» **WHAT YOU NEED TO DO**
In the records below, pick out all lines containing the word "Rubens".

====

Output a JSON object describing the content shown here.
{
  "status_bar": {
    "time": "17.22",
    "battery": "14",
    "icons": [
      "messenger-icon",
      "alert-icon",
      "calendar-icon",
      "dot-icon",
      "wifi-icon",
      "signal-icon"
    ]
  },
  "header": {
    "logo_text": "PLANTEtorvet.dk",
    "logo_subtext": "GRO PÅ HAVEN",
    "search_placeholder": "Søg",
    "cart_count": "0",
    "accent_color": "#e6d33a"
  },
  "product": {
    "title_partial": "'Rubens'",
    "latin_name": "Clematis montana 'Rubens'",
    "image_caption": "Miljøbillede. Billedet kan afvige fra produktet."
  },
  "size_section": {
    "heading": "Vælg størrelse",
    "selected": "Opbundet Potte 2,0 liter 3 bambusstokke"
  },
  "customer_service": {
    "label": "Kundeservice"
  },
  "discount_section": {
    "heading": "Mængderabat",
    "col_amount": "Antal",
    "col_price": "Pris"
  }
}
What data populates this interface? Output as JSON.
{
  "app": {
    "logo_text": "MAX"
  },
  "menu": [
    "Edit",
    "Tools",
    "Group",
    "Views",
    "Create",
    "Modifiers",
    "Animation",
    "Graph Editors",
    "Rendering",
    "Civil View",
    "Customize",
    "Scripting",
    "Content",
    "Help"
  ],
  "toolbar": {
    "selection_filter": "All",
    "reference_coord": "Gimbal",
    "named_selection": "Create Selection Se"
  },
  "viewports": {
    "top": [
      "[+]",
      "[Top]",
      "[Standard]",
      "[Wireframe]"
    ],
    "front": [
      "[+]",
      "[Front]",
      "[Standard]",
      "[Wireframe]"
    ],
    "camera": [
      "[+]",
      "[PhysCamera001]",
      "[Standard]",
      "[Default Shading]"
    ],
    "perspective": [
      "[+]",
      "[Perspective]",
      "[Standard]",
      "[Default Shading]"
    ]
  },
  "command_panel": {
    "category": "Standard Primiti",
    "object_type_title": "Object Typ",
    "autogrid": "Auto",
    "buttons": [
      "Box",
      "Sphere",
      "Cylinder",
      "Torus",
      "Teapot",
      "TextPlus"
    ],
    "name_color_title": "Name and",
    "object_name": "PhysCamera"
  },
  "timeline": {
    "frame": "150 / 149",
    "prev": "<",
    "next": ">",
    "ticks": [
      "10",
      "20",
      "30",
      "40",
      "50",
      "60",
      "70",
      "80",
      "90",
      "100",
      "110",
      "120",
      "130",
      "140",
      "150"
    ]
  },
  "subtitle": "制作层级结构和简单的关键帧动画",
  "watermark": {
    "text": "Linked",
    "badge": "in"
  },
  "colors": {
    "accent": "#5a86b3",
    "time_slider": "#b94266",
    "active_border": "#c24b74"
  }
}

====

» **RESPONSE TO THE EXERCISE**
    "title_partial": "'Rubens'",
    "latin_name": "Clematis montana 'Rubens'",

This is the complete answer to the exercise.